* _To do_:
Filter the entries that follow, copying every line in which the word "header" appears.

___ Data for this exercise ___

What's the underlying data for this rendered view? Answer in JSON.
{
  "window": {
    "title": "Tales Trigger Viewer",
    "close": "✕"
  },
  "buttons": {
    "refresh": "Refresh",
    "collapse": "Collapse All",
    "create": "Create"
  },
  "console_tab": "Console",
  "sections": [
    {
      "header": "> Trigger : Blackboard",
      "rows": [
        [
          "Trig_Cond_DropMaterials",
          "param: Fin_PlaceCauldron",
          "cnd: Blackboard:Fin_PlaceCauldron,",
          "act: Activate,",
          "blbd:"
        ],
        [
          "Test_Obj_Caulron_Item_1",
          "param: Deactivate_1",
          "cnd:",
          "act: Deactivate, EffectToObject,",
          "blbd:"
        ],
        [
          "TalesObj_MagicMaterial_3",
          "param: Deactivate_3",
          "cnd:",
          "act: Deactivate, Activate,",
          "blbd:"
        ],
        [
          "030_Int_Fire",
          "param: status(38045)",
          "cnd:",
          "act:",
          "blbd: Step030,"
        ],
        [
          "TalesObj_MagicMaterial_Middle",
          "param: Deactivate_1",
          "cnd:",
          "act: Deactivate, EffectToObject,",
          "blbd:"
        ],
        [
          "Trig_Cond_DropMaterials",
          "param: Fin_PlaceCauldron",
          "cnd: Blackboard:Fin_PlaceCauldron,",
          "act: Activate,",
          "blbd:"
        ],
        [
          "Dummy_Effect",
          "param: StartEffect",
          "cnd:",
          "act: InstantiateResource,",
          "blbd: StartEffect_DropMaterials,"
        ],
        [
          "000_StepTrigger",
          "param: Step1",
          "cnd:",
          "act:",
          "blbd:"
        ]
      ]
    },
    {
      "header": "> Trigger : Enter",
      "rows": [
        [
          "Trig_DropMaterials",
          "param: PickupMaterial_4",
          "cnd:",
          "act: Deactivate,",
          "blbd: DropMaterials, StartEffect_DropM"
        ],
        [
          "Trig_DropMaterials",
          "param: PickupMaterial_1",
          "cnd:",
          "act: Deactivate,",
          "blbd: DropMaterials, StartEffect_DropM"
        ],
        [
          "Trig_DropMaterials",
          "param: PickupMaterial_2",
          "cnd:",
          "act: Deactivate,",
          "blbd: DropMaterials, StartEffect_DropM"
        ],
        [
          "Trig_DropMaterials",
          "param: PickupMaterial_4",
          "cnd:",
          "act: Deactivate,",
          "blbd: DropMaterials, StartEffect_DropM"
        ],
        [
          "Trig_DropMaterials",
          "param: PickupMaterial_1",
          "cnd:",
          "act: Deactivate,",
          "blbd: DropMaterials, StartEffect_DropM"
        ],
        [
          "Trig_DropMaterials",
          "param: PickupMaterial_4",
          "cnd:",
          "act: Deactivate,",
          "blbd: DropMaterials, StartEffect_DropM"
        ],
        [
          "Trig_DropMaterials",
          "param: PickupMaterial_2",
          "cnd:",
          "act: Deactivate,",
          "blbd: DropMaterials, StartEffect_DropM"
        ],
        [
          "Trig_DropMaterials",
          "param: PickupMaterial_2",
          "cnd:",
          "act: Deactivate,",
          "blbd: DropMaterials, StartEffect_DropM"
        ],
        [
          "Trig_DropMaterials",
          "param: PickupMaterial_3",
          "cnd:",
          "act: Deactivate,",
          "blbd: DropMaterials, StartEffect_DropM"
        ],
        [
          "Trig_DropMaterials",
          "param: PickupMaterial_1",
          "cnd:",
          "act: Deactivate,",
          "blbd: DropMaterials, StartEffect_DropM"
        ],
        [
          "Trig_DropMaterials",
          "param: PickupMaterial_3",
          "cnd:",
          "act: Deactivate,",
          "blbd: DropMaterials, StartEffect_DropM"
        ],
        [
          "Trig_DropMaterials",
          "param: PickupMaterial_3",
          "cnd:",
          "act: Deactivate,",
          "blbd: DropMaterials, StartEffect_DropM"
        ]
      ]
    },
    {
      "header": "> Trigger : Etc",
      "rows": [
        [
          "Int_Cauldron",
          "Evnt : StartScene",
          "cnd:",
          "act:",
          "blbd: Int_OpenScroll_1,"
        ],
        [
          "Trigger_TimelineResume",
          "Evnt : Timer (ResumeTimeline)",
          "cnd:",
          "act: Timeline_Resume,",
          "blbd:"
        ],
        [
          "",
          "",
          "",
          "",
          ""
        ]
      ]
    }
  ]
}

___

* _Reply to the task_:
      "header": "> Trigger : Blackboard",
      "header": "> Trigger : Enter",
      "header": "> Trigger : Etc",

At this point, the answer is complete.